Conducting court during the coronavirus

Judges say pandemic causing issues for trials

MECOSTA, OSCEOLA COUNTIES — Mecosta and Osceola county judges are trying to find a way to safely conduct jury trials as Michigan courts continue to operate remotely during the COVID-19 pandemic.

“We are having difficulty determining when we are going to be able to properly conduct jury trials again, and that really matters because if someone hasn’t been able to bond out of jail or we didn’t set a bond because of factors that they were dangerous or likely to flee, it’s not appropriate for folks to sit in jail with no end in sight,” 49th Circuit Court Judge Scott Hill-Kennedy told the Pioneer.

Due to the coronavirus pandemic and guidelines from the Centers for Disease Control, state of Michigan and Michigan Supreme Court, the courts in Mecosta and Osceola counties have been operating mostly remotely since March, with the majority of court proceedings taking place via Zoom, barring a few exceptions.

77th District Court Judge Peter Jaklevic said, overall, this system has been working well for the courts. However, conducting jury trials remains an issue.

“We are keeping up. All the courts are doing everything that they’ve always done,” Jaklevic said. “The only thing we can’t do is jury trials, and the reason for that is we don’t have a big enough space in the courtrooms. We have to follow the CDC guidelines for social distancing.”

Hill-Kennedy explained only a small percentage of criminal felony cases go to trial.

“What typically happens in probably 90% of criminal cases that are felonies in the circuit court, are they end up either going to a plea to some charge by the defendant or being dismissed,” he said.

Nonetheless, Hill-Kennedy said court officials have been considering all their options for conducting jury trials in the cases that require them, such as holding trials in area schools with more space, making proper social distancing possible.

Jaklevic said if a solution is found for conducting jury trials in the district and circuit courts in Mecosta and Osceola counties, they will essentially be fully operational despite most people working remotely.

“Jury trials are probably the single most important part of the criminal justice system,” he said. “ ... If we can get back jury trials and keep people safe in the process, we are really going to be going at 100%.”

Although court officials continue discussions on how to hold jury trials, Hill-Kennedy and Jaklevic said other court proceedings have been running fairly smoothly.

Hill-Kennedy said steps such as arraignments, settlement conferences and other meetings between the parties of a case, the attorneys and the judges have been able to be completed via Zoom.

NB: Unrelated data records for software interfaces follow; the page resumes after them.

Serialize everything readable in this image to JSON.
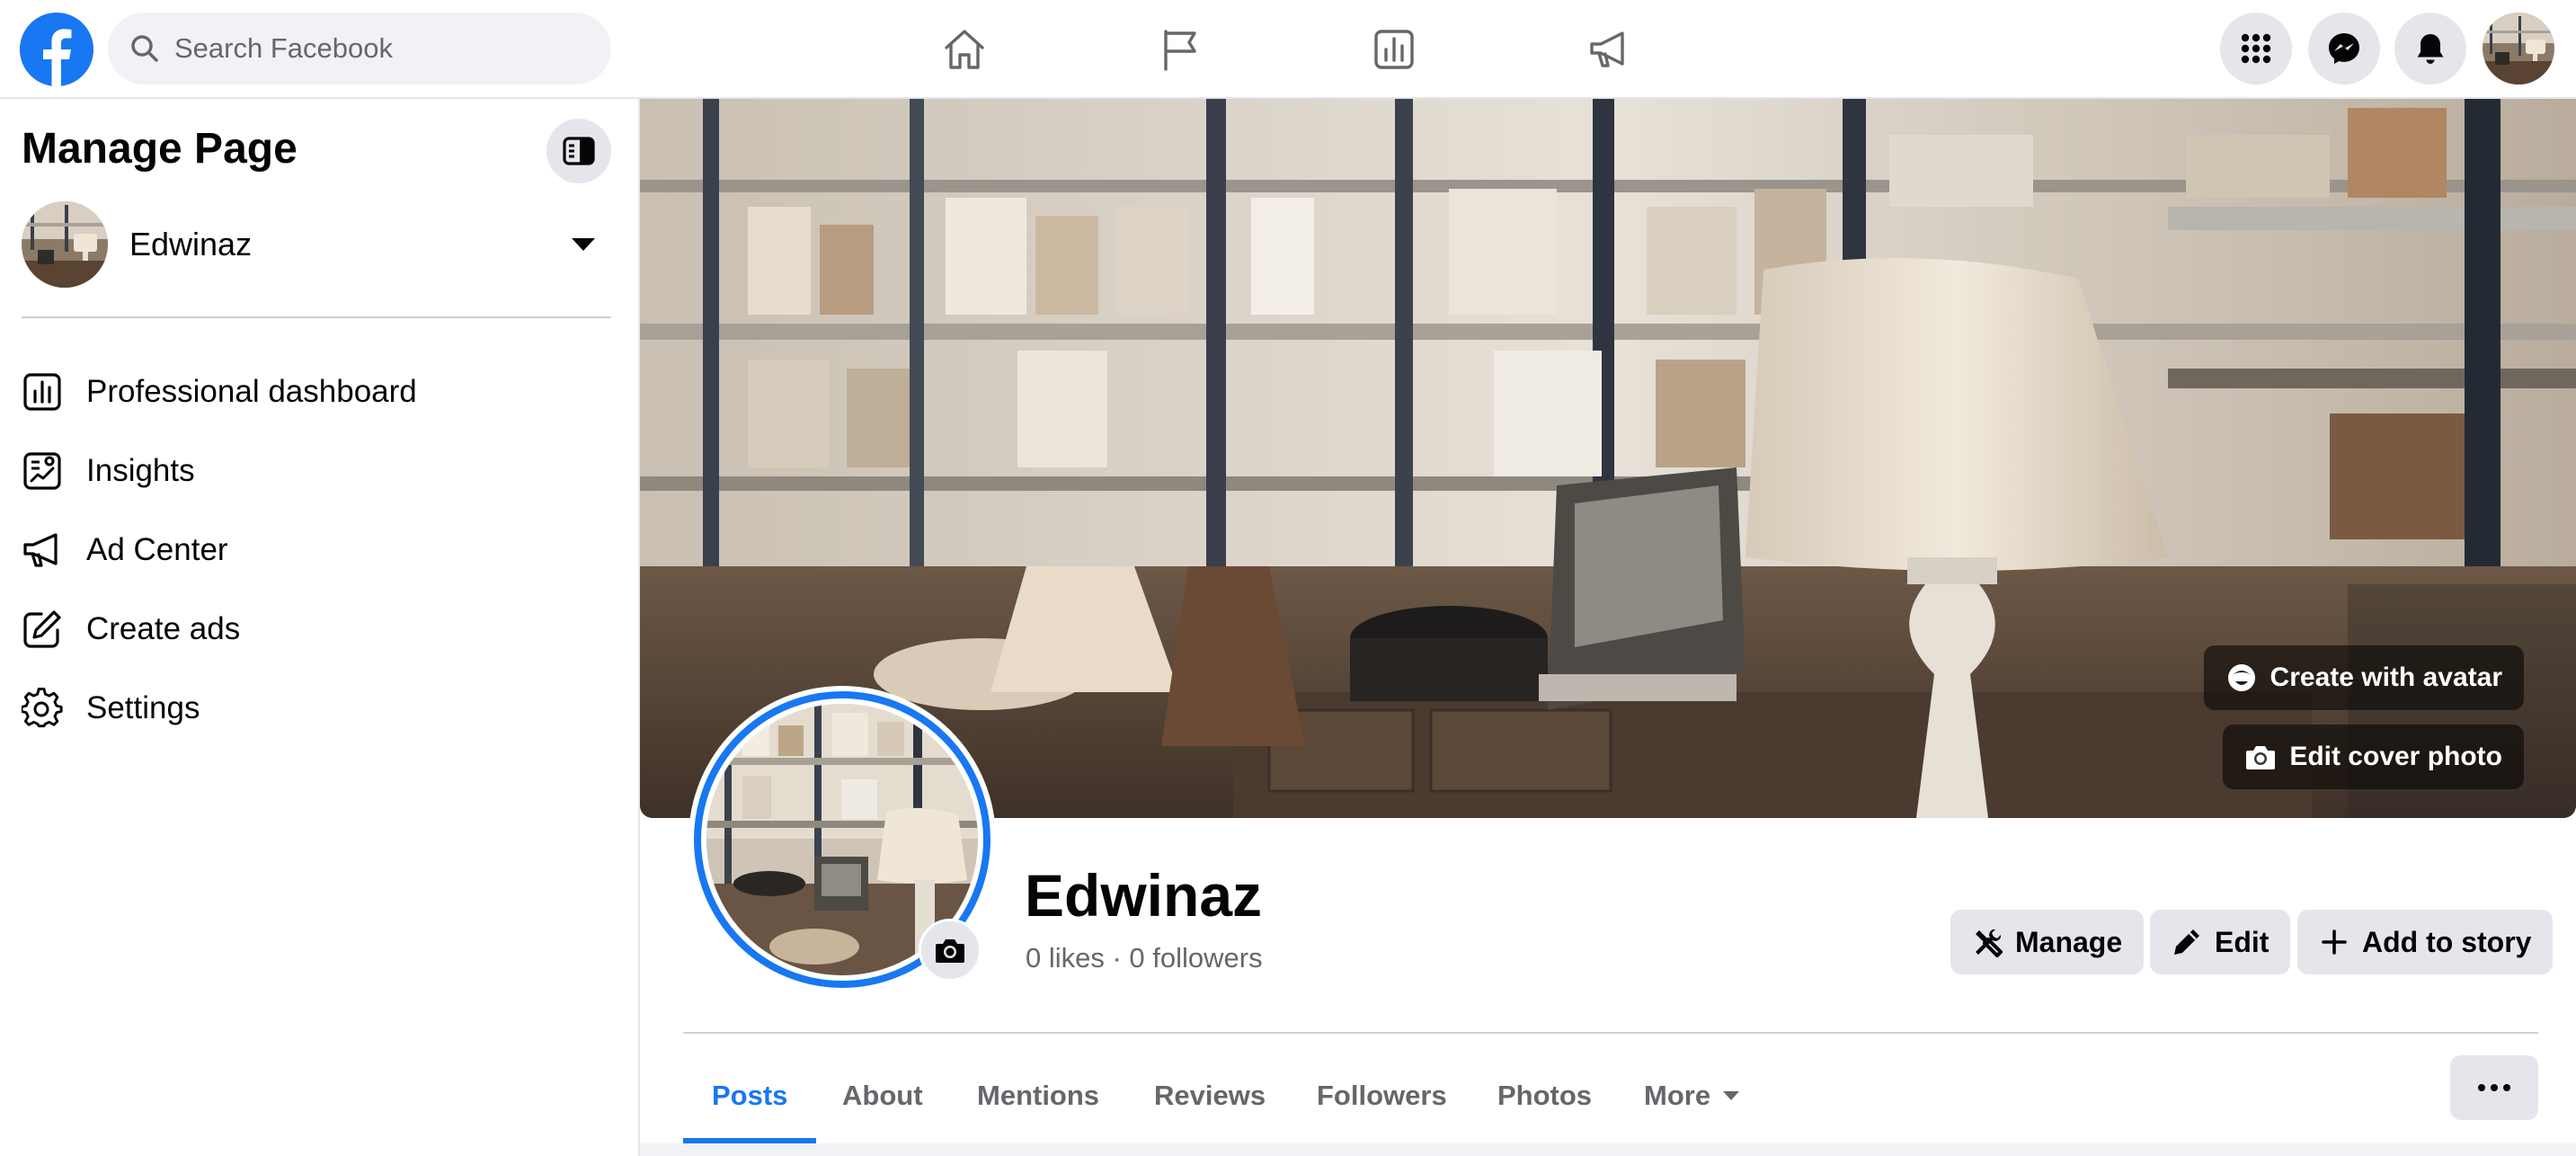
{
  "topbar": {
    "search_placeholder": "Search Facebook",
    "nav_icons": [
      "home-icon",
      "flag-icon",
      "dashboard-icon",
      "megaphone-icon"
    ],
    "right_icons": [
      "menu-grid-icon",
      "messenger-icon",
      "bell-icon"
    ]
  },
  "sidebar": {
    "title": "Manage Page",
    "page_name": "Edwinaz",
    "items": [
      {
        "label": "Professional dashboard",
        "icon": "dashboard-icon"
      },
      {
        "label": "Insights",
        "icon": "insights-icon"
      },
      {
        "label": "Ad Center",
        "icon": "megaphone-icon"
      },
      {
        "label": "Create ads",
        "icon": "edit-icon"
      },
      {
        "label": "Settings",
        "icon": "gear-icon"
      }
    ]
  },
  "cover": {
    "create_avatar_label": "Create with avatar",
    "edit_cover_label": "Edit cover photo"
  },
  "profile": {
    "name": "Edwinaz",
    "stats": "0 likes · 0 followers",
    "manage_label": "Manage",
    "edit_label": "Edit",
    "add_story_label": "Add to story"
  },
  "tabs": [
    {
      "label": "Posts",
      "active": true
    },
    {
      "label": "About"
    },
    {
      "label": "Mentions"
    },
    {
      "label": "Reviews"
    },
    {
      "label": "Followers"
    },
    {
      "label": "Photos"
    },
    {
      "label": "More"
    }
  ],
  "colors": {
    "brand": "#1877f2",
    "button_bg": "#e4e6eb",
    "secondary_text": "#65676b"
  }
}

He added that this has been particularly helpful for attorneys who live several hours away, as they have not had to schedule proceedings based around the time it would take them to drive to and from different courts across the state.

One issue Hill-Kennedy said they have faced though is a lack of internet in some more rural areas of the county.

“We are encountering that some of our citizens have not been able to participate due to technological limitations,” he said.

However, he said people are encouraged to go somewhere with public internet access in these instances.

Jaklevic said he has also received positive feedback from attorneys and parties who have found the Zoom conferences to be more convenient.

“I think there’s some things that are going to continue like this when this is all over,” he said.

Although some people have found the Zoom option helpful, Hill-Kennedy said defendants have the right to request certain aspects of their case be handled in person, including when they are officially sentenced in a case.

“If a defendant wants to be sentenced after entering a plea or being convicted during a jury trial — if that person wants to have the sentencing done in person in the courtroom in front of the judge — that person has the right to request that. That’s their constitutional right,” he said.

As court officials continue to find ways to uphold the justice system during the ongoing pandemic, Hill-Kennedy said he is grateful to the judges and other court staff he has been working alongside.

“I work with great colleagues, and they have been great in brainstorming, being helpful and trying to figure out ways to run our court smoothly and appropriately through all these limitations that we face because of the lockdown orders,” Hill-Kennedy said.